The dog run, located at Dundas Street East and Greenwood Avenue, re-opened after about a month-long renovation last week.

It was originally made up of a crushed granite material that was prone to problems. There was a persistent smell of urine and, when the weather was dry, dogs would kick up giant clouds of dust. The park also suffered from poor drainage.

Dog trainer Katie Reid says dogs no longer run freely on the surface and says the city didn't listen to people in the community. (Ousama Farag/CBC)

A number of residents banded together back 2012 and petitioned the city to re-surface the park, and kicked in about $20,000 of their own money to help with improvements.

Reid wanted the city to install cedar wood chips. Instead, the new ground is made up of pea gravel.

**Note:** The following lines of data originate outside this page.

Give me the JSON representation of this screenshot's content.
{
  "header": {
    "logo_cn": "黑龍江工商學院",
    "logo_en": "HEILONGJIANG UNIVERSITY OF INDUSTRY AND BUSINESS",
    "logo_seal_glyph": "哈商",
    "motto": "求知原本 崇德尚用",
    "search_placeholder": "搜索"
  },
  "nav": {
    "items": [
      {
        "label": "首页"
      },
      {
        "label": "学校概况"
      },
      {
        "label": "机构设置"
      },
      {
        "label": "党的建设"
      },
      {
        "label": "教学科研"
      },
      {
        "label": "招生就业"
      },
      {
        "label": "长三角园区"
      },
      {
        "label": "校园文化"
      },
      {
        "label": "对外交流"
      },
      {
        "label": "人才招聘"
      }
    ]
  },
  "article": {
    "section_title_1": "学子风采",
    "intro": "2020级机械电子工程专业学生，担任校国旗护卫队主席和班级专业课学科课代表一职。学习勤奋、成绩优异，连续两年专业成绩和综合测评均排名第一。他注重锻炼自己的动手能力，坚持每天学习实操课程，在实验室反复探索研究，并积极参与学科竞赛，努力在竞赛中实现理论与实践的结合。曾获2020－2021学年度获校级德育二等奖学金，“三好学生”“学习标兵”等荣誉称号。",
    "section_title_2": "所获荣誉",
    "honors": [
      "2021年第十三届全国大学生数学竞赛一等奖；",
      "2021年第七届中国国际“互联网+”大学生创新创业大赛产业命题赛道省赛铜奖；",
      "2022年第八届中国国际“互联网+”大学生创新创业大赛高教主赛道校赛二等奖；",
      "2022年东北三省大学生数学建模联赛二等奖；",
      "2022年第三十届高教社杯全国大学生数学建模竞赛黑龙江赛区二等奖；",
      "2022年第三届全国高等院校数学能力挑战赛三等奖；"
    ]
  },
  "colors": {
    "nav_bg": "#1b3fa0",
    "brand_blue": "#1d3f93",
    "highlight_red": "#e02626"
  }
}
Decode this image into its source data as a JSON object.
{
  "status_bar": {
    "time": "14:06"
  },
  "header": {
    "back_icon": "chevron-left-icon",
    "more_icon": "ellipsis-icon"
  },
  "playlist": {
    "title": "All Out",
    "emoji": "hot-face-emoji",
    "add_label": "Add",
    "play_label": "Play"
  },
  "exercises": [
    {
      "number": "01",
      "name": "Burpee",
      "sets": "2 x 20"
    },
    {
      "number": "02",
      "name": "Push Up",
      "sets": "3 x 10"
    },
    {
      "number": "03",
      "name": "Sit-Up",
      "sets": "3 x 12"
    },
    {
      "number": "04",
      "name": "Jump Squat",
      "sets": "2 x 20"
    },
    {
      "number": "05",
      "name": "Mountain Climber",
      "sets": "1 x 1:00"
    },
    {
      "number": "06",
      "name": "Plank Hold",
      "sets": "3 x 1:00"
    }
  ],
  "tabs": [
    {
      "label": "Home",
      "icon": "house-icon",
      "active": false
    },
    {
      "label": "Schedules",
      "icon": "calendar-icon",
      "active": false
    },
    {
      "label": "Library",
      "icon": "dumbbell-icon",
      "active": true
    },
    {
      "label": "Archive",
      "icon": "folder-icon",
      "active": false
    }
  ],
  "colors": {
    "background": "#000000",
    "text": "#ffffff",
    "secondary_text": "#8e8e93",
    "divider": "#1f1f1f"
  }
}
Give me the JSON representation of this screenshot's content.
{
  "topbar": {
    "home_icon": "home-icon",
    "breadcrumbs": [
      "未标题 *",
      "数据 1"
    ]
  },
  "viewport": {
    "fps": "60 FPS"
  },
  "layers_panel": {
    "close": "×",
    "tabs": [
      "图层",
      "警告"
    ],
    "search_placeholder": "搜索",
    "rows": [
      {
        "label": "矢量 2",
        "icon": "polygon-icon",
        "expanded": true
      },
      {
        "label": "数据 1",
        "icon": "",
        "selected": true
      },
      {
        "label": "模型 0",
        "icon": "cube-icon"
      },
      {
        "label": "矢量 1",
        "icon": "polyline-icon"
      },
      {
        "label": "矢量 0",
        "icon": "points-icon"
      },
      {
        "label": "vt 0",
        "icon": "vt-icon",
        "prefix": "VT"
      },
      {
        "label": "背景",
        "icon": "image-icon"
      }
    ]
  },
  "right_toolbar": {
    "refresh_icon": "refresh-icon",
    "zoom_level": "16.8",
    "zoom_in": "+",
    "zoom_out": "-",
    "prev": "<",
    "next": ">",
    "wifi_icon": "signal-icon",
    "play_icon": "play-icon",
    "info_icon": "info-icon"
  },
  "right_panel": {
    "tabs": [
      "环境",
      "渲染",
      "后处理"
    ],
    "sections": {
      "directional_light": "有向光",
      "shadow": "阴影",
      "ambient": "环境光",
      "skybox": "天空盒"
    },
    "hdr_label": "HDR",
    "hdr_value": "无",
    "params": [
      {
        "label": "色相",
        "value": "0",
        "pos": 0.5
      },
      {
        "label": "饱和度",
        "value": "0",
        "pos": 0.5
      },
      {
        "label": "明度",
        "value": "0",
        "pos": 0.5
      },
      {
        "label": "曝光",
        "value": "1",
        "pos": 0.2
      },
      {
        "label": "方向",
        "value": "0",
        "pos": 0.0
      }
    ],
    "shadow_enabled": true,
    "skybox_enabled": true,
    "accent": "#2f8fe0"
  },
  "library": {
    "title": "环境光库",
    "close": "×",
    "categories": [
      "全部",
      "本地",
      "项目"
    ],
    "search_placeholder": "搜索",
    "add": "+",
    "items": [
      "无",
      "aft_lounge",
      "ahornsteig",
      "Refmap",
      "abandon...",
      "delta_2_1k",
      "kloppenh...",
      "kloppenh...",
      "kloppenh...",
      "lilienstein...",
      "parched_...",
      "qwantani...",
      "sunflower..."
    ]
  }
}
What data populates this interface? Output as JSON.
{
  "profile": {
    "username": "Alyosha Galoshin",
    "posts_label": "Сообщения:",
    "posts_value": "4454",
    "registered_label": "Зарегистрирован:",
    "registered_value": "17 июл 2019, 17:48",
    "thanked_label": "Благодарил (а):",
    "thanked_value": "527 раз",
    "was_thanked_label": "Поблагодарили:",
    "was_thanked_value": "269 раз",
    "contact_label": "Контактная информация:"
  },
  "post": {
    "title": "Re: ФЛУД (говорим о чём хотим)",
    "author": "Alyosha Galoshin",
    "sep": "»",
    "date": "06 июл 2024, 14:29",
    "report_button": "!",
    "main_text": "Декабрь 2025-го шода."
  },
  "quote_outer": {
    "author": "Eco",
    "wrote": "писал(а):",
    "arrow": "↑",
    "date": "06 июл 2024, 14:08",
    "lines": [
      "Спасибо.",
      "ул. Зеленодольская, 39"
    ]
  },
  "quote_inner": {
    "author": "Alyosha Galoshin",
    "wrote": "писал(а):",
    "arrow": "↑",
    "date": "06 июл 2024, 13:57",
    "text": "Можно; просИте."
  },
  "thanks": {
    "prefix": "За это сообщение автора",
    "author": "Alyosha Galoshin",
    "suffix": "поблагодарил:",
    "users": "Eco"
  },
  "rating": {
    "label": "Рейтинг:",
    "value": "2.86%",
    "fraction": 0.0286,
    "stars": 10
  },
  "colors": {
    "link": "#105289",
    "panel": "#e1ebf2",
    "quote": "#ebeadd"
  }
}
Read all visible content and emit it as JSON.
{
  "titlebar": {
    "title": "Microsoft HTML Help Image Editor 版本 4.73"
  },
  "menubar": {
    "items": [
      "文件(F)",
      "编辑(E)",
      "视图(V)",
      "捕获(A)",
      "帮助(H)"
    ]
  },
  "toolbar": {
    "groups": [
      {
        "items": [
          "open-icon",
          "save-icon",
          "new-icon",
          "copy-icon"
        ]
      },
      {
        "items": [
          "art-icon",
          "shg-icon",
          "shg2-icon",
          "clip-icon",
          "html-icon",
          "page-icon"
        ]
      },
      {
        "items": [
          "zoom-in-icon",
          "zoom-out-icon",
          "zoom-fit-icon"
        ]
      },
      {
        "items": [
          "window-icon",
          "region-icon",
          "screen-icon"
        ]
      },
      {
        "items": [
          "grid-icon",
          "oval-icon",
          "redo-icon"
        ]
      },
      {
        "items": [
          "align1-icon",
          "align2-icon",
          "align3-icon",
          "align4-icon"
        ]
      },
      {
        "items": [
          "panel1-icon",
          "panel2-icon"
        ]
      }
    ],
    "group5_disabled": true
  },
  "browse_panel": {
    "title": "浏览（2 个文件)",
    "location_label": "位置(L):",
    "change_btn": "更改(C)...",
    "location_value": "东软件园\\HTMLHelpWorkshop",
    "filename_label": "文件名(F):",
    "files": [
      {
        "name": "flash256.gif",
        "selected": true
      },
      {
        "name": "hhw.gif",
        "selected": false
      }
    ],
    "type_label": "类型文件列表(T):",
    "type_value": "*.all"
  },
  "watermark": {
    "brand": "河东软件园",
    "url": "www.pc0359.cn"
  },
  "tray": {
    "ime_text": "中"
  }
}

She says dogs no longer run freely on the surface and wishes the city had listened to people in the community.

"I felt like instead of it being a partnership ... I was battling my nemesis the entire time," Reid said.  

City response

The city's parks department says pea gravel is standard for dog parks.

Coun. Paula Fletcher, who represents Ward 30, Toronto Danforth, says she's heard several complaints about the new park.

The new pea gravel surface at the dog park. Some dog owners say the gravel is hard on the animals' feet. (Ousama Farag/CBC)

"Getting it right is important to me," said Fletcher. "I'm a big champion for dogs having a great place to go."

Fletcher said several ground materials were tested before pea gravel was selected, though she couldn't say whether dogs were part of the trial process.

Dog-walker David Schilling says the animals might not be able to run as much but the surface makes them work harder so they burn just as much energy. (Ousama Farag/CBC)

"It might be great for drainage, but not for play and fun times dogs like to have at the dog park, so we may have to change it."

Not all dog owners are against the park's new surface.

Dog walker David Schilling brings about six dogs to the dog run every day.

"I actually quite like it," he said. "The dogs don't run and play quite as hard. With the [new] ground they have to work that much harder, and burn off much more energy."

Comments

To encourage thoughtful and respectful conversations, first and last names will appear with each submission to CBC/Radio-Canada's online communities (except in children and youth-oriented communities). Pseudonyms will no longer be permitted.

By submitting a comment, you accept that CBC has the right to reproduce and publish that comment in whole or in part, in any manner CBC chooses. Please note that CBC does not endorse the opinions expressed in comments. Comments on this story are moderated according to our Submission Guidelines. Comments are welcome while open. We reserve the right to close comments at any time.

Become a CBC Member

Join the conversation  Create account

Already have an account?

now